While the indie comics world was swooning over Chris Ware in Bethesda last weekend, yet another assault was being made on tapping the LA comic-con market with Stan Lee’s Comikaze. It was by most accounts an enjoyable show in the nerdlebrity mold, with comics pressed up against Adam West and Elvira. Having Stan Lee running around didn’t hurt, of course.
Liz Ohanesian has a thorough report on the good and the bad:
What Comikaze has in its favor is that they immediately marketed the event as a pop culture convention. They’ve given themselves the freedom to experiment with different types of programming without alienating people, something that has been an issue for conventions that began their life in a smaller niche. But they haven’t had that long gestation period that so many cons have had before they got big. When I covered the inaugural event last year, I noted that the biggest problem was the amount of space available for the convention. This year, the issue was with the pre-sale line. Both of those instances could be linked to simply being unprepared for the volume of people who want to attend the convention. It’s something that Comikaze’s team will need to resolve to reach the next level.

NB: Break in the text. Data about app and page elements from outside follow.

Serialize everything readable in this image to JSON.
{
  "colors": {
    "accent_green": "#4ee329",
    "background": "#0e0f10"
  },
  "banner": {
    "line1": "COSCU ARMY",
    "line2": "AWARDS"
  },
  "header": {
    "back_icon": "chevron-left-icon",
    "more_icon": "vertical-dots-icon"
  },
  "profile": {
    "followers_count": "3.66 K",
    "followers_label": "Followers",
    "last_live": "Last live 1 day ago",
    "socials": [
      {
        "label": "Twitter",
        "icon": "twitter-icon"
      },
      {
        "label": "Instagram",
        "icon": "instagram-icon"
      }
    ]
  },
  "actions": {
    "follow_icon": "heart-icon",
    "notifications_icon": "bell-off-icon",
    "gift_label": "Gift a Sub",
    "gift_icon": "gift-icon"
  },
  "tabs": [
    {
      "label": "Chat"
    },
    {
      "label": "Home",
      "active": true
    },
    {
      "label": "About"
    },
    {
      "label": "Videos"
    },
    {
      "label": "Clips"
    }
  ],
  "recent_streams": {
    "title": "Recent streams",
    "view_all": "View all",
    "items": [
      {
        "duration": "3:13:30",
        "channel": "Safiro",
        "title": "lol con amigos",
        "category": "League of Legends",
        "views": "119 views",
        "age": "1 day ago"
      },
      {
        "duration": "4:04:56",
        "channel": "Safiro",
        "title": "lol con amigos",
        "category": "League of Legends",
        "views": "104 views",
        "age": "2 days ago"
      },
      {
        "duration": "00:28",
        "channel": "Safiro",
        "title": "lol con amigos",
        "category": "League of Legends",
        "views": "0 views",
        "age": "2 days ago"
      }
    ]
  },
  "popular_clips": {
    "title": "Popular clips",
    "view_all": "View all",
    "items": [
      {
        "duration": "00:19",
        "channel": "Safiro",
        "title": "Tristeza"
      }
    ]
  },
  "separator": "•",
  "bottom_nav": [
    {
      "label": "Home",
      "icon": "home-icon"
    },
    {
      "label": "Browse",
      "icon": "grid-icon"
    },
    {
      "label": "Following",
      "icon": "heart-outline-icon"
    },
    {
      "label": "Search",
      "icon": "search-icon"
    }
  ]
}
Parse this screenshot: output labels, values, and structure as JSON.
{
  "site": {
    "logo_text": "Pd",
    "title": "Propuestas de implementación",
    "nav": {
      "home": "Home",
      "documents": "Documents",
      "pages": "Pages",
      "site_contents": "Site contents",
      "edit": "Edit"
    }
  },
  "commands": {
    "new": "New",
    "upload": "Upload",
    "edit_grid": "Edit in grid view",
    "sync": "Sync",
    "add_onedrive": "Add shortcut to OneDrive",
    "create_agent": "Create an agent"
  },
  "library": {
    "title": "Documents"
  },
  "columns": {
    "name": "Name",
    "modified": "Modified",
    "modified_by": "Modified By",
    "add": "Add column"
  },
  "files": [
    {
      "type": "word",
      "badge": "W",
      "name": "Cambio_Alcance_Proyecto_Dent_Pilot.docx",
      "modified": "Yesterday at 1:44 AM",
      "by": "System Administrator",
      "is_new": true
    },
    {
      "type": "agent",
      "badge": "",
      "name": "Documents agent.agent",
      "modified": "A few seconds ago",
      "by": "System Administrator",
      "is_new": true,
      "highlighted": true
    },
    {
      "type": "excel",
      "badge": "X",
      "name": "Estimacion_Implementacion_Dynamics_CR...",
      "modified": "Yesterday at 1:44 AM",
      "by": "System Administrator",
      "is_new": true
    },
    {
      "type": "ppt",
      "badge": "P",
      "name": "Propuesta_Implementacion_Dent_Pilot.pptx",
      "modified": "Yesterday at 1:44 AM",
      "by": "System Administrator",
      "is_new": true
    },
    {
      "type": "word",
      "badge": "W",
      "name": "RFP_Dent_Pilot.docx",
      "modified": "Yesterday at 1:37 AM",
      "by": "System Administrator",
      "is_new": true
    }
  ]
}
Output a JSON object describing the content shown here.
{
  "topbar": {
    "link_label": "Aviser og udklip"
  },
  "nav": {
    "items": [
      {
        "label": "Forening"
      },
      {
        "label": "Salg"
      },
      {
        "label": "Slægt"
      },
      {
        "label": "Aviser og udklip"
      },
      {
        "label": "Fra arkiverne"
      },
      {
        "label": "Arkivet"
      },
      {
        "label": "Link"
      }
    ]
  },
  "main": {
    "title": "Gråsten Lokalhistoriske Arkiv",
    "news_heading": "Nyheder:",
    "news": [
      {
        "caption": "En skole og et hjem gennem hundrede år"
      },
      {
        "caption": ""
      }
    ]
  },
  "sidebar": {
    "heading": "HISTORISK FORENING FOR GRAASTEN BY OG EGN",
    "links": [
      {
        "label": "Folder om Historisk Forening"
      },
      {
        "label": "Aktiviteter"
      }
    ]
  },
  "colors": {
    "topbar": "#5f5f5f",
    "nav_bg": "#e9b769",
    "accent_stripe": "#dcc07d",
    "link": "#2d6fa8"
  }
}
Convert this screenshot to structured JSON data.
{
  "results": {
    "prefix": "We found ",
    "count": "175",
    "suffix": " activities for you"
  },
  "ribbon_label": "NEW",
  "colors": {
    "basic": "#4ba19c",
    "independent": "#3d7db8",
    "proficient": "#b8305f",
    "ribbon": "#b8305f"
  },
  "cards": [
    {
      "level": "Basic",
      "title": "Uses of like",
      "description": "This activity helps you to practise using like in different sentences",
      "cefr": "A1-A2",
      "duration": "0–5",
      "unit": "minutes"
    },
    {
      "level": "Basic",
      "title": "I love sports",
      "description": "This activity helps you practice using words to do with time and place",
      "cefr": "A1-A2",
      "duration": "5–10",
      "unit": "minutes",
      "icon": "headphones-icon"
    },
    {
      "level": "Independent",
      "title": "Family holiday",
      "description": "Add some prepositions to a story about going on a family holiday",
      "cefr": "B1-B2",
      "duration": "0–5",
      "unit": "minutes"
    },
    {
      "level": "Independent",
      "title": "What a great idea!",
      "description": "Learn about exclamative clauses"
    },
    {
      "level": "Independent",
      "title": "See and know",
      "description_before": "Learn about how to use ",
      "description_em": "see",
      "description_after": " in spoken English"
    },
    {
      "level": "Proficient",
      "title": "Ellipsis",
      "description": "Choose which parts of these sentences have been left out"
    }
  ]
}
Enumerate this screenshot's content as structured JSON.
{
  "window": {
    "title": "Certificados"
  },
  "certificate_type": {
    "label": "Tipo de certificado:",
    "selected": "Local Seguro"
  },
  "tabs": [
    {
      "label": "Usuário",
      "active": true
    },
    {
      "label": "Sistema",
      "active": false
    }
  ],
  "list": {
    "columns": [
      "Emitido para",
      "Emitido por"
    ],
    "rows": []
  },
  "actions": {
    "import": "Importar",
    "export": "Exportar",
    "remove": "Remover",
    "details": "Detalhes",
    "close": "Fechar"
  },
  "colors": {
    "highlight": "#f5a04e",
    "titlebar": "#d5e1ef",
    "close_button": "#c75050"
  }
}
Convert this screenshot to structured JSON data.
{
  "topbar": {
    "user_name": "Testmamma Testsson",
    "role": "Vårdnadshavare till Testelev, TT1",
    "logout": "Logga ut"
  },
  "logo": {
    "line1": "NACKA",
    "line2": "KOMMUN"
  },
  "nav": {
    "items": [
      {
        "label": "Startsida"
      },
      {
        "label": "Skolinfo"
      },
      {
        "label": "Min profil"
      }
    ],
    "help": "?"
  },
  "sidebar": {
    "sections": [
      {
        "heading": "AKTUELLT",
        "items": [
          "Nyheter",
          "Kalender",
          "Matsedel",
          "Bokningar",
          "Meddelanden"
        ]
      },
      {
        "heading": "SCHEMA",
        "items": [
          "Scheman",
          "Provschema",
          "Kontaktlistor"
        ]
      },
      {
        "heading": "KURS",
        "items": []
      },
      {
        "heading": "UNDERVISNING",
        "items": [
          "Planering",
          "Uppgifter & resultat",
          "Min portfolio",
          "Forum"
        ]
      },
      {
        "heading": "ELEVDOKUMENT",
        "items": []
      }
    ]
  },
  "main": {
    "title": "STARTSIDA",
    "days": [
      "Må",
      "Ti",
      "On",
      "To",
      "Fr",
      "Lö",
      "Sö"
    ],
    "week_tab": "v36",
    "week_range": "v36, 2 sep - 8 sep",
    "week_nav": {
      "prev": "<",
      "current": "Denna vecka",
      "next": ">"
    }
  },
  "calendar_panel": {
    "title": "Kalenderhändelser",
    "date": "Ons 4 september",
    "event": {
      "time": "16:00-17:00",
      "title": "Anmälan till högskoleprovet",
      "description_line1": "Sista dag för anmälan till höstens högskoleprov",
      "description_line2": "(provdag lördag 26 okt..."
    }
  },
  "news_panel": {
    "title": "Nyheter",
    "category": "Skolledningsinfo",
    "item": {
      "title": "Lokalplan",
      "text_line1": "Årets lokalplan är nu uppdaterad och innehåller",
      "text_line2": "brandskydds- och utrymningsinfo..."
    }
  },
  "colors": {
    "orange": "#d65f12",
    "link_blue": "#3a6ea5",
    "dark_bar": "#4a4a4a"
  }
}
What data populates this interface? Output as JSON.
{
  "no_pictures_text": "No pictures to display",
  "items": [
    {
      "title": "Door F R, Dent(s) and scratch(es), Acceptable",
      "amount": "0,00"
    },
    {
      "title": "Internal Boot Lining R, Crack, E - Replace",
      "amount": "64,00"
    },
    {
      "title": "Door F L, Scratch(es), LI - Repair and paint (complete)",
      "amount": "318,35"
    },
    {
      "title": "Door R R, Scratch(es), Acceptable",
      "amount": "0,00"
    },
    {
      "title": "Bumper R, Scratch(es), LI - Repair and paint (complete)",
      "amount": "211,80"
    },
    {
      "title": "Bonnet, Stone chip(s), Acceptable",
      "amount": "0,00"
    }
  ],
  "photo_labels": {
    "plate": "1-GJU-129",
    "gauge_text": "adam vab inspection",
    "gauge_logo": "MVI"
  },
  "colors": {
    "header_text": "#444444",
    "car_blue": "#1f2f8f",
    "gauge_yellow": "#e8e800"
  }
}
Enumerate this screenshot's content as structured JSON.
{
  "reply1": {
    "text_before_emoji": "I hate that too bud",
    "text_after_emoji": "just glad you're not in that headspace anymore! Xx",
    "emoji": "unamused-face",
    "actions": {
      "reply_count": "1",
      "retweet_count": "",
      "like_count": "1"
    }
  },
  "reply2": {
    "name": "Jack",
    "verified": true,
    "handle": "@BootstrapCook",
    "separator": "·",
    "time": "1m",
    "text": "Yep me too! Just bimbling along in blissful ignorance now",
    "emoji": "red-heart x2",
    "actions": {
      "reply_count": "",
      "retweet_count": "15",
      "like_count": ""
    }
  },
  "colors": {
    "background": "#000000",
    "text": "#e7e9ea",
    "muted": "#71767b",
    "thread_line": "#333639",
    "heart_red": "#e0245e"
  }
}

Apparently there were some problems with the line for pre-sales, but organizers moved quickly to apologize. In any event, the idea of too many people showing up for a convention in downtown LA is a novel one—it’s been a very hard market to crack—and props to the organizers for putting together a show that taps into the current craze for comic-con.
There were also some more specific criticisms, including the common one that attendees spending a lot of money on nerdlebrity autographs leaves little to buy comics.
This piece also brings up another element that has caused some chatter on the con circuit: the dates for 2013′s Comikaze have been announced as November 1-3, which is the usual date for the Long Beach Comic Con. According to scuttlebutt, this was a deliberate positioning, and the Long Beach show is looking for different dates next year.
We’re not in the know about West Coast show runner rivalries, or why Comikaze moved its dates to a more direct competition with an existing show. It seems to be pretty hard to throw a comic-con that’s a total flop these days, and even with the endemic problems with the LA scene (parking, hotels, transportation, competition from sunlight) it would seem like there’s enough enthusiasm to go around, so the need for aggressive scheduling isn’t that apparent. It’s not like everyone’s fighting over the same penny on the floor.